Again, just like with my review of Return to the Web Planet, I must confess, I love the original Kroton story from 1968/69. It was one of my first Doctor Who stories I watched, and I’ll always love it despite the ridiculous costumes and the slow plot. That’s why I chose this story, because I wanted to experience the sequel.
This story is set in the far future, revolving around a human colony on the planet Onyakis. It’s fun seeing yet another thread of future humanity among the stars, although it’s a bit repetitive seeing the whole ‘we’re the only ones left so where did you come from’ theme. The characters are good, but I felt there might have been too many to occupy an hour story. They needed to cut a few for each character to have time to shine. As for the Krotons themselves? They are teased in very slyly, and slowly. I have seen reviews of people saying that if it was now known that the Krotons were in the story, it would have made for a massive reveal. Yet when the Krotons do appear, they literally just pop up in a scene and go “‘Allo!” There’s no real introduction to them. However, I do love them later in the story, with the massive army of Krotons, the crystalline waterfall of Krotons and the half-human half-kroton hybrid. Some say that this story covers no new ground - I disagree. We get to see another faction of Krotons in their might and strength, and see how they invade planets. In the original Kroton story, they were weak and damaged and there were only two of them. Here, we see them how they would be as an army.
The acting is great from all sides. Obviously, the one to shine is the late Philip Madoc, making his last Doctor Who appearance. He is amazing playing Rag Cobden, and it gives vibes of his other Doctor Who roles, while maintaining his versatility as an actor. Colin and India are great too, bouncing off each other. There’s a lot of chemistry between their characters, as well as the secret Charley possesses that she cannot tell the Doctor. It’s such a great character dilemma, and I’m looking forward to seeing how it develops in other stories.
There is something that is different compared to the other stories in the Return Trilogy, and that is the ending. It is not a cop-out, nor is it an info-dump. It is a solution that works well with the story, corresponds with story development and is enjoyable to listen to. It does come out of nowhere, but it is pretty clever and is sort of teased through the story.
So what did I think of the Return Trilogy? Overall, it’s enjoyable and I loved it. Besides the opener, the stories were strong and had charisma. My favourite is this story, although Return to the Web Planet follows closely.
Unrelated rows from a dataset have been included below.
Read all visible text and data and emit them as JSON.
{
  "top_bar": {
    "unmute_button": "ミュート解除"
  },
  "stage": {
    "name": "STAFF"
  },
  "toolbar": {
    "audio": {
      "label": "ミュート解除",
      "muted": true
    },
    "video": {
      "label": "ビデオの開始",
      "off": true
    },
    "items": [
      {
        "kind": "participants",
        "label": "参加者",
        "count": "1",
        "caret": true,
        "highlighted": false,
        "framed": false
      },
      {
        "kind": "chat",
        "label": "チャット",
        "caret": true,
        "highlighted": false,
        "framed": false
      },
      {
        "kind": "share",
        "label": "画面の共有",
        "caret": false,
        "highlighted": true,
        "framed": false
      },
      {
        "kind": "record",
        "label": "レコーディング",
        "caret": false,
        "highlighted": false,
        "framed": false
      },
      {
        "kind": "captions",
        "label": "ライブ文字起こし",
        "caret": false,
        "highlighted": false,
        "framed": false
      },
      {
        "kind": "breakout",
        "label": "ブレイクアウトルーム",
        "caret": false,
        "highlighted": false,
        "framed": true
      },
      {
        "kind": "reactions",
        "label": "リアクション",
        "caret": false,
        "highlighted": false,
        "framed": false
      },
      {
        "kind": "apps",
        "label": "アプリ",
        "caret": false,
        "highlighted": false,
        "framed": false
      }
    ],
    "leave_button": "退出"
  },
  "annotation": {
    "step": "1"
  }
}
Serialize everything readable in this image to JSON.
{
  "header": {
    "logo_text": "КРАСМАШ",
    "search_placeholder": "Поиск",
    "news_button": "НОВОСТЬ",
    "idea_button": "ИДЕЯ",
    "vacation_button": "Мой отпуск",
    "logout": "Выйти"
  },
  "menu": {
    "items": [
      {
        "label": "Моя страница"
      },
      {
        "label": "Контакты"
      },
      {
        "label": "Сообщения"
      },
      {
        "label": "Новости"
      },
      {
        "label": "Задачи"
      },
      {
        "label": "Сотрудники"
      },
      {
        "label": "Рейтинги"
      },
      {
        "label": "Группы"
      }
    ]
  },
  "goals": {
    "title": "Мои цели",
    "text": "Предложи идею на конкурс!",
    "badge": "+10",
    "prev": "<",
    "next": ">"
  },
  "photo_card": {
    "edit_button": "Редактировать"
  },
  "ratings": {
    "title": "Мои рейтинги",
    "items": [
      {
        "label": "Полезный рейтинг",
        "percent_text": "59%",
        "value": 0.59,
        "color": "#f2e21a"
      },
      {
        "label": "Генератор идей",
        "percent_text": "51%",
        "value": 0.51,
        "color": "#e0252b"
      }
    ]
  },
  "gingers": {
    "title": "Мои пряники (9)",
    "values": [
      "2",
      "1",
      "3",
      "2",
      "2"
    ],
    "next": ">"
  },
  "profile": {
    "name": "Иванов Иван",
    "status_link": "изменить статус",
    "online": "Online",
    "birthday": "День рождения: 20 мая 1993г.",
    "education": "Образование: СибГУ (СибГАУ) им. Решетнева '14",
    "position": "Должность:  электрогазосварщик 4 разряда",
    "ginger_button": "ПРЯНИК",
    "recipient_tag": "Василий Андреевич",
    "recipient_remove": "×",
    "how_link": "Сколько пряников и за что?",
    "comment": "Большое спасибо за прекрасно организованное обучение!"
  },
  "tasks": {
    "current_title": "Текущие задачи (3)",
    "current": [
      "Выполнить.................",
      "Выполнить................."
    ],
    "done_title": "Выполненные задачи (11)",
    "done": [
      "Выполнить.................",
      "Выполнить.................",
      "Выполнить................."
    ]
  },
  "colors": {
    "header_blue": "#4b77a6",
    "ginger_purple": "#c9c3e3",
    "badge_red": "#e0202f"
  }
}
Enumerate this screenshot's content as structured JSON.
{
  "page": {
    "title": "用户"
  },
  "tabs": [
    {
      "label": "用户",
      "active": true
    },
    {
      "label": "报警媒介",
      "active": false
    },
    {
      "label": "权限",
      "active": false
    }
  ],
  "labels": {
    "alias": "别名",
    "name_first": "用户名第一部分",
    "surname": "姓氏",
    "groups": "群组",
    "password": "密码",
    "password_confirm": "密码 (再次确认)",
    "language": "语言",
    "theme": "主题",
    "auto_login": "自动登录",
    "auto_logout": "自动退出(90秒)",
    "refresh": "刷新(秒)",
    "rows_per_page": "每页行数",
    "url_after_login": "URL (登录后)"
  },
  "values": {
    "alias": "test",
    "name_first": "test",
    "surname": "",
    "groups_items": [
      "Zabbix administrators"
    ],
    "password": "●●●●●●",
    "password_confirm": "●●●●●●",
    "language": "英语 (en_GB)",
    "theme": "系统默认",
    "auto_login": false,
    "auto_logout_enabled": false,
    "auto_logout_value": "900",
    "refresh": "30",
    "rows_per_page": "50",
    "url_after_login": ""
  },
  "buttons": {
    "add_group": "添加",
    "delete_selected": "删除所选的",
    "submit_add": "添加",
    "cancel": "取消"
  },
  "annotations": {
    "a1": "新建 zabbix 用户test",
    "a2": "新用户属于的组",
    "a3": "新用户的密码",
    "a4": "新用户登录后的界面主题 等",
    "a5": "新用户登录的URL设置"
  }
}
Return of the Daleks is a bit lower, but it’s alright.
Next, I’ll review another Bonus Release, Night of the Stormcrow, by Marc Platt. This story has a great track record, so I’m hoping it lives up to expectations.